Dash’s feature film Daughters of the Dust is a languid, dreamy, and elegant meditation on the Gullah people of South Carolina and Georgia’s Sea Islands. Early in the twentieth century, many islanders, descendants of the Nigerian Igbo, decided to leave the secluded islands and travel north to find work in the burgeoning industrial economy. The film is narrated by an unborn girl child, who speaks of the importance of tradition, ancestors, and cultural legacy while many in the community pack for the journey north. The women keep the memories of the old ways, which include tribal practices and the retelling of ancient tales. In the days before the 1902 migration, family members gather to say farewell and embrace those who will remain. The women wear flowing linen gowns and carry their precious belongings to the small boats that will take them away. Their enslaved forebears were survivors of forcible exile from their ancestral home, and these islanders are practiced in keeping their families intact, even when separated by miles.
With time effortlessly shifting from the present to the past and future, Dash’s visual family album illustrates the Gullah people and the preservation of their unique African American culture. The National Film Registry selects twenty-five films each year that showcase the range and diversity of American film heritage; Daughters of the Dust was added to the registry in 2004.
Publication excerpt from MoMA Highlights: 375 Works from The Museum of Modern Art, New York (New York: The Museum of Modern Art, 2019)
The Sea Islands of Georgia, described by writer/director Dash as "a kind of Ellis Island for Africans," are the setting for her story about an extended family torn by the pressures of modernity. The Peazant clan, led by its matriarch, Nana, gathers at Ibo Landing on St. Helena Island in 1902, as many of the group are about to leave their home for the mainland and hoped-for prosperity. Instead of following a linear narrative, Dash presents a series of visually ravishing and emotionally charged vignettes in which various members of the family confront and connect with each other. The voice-over narration and dialogue are presented in the Gullah dialect native to the Sea Islands. Viewers are immersed in the sound and rhythm of the words spoken by the characters, one of whom is the Unborn Child, a figure from the future who observes and comments on the actions of her ancestors.
Dash claims that one of her purposes in making this film was to "redefine the way that black women look on film," a goal she realized beautifully through the innovative eye of cinematographer Arthur Jafa.
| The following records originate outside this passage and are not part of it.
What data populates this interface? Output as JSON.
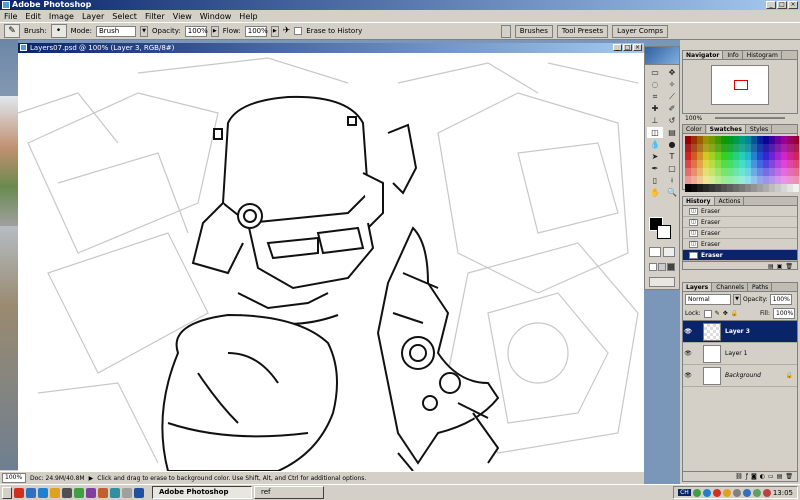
{
  "app": {
    "title": "Adobe Photoshop"
  },
  "menu": [
    "File",
    "Edit",
    "Image",
    "Layer",
    "Select",
    "Filter",
    "View",
    "Window",
    "Help"
  ],
  "options": {
    "brush_label": "Brush:",
    "mode_label": "Mode:",
    "mode_value": "Brush",
    "opacity_label": "Opacity:",
    "opacity_value": "100%",
    "flow_label": "Flow:",
    "flow_value": "100%",
    "erase_history_label": "Erase to History",
    "wells": [
      "Brushes",
      "Tool Presets",
      "Layer Comps"
    ]
  },
  "document": {
    "title": "Layers07.psd @ 100% (Layer 3, RGB/8#)"
  },
  "navigator": {
    "tabs": [
      "Navigator",
      "Info",
      "Histogram"
    ],
    "zoom": "100%"
  },
  "swatches": {
    "tabs": [
      "Color",
      "Swatches",
      "Styles"
    ]
  },
  "history": {
    "tabs": [
      "History",
      "Actions"
    ],
    "items": [
      "Eraser",
      "Eraser",
      "Eraser",
      "Eraser",
      "Eraser"
    ],
    "selected_index": 4
  },
  "layers": {
    "tabs": [
      "Layers",
      "Channels",
      "Paths"
    ],
    "blend_mode": "Normal",
    "opacity_label": "Opacity:",
    "opacity_value": "100%",
    "lock_label": "Lock:",
    "fill_label": "Fill:",
    "fill_value": "100%",
    "items": [
      {
        "name": "Layer 3",
        "selected": true
      },
      {
        "name": "Layer 1",
        "selected": false
      },
      {
        "name": "Background",
        "selected": false
      }
    ]
  },
  "status": {
    "zoom": "100%",
    "doc": "Doc: 24.9M/40.8M",
    "hint": "Click and drag to erase to background color.  Use Shift, Alt, and Ctrl for additional options."
  },
  "taskbar": {
    "items": [
      {
        "label": "Adobe Photoshop",
        "active": true
      },
      {
        "label": "ref",
        "active": false
      }
    ],
    "tray_lang": "CH",
    "clock": "13:05"
  },
  "colors": {
    "titlebar": "#0a246a",
    "chrome": "#d4d0c8",
    "desktop": "#7a96b8",
    "selection": "#0a246a"
  }
}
Daughters of the Dust is a towering achievement of American independent cinema, made with a love for its subject and a conviction of purpose that shine through every frame.
Publication excerpt from The Museum of Modern Art, MoMA Highlights since 1980, New York: The Museum of Modern Art, p. 117.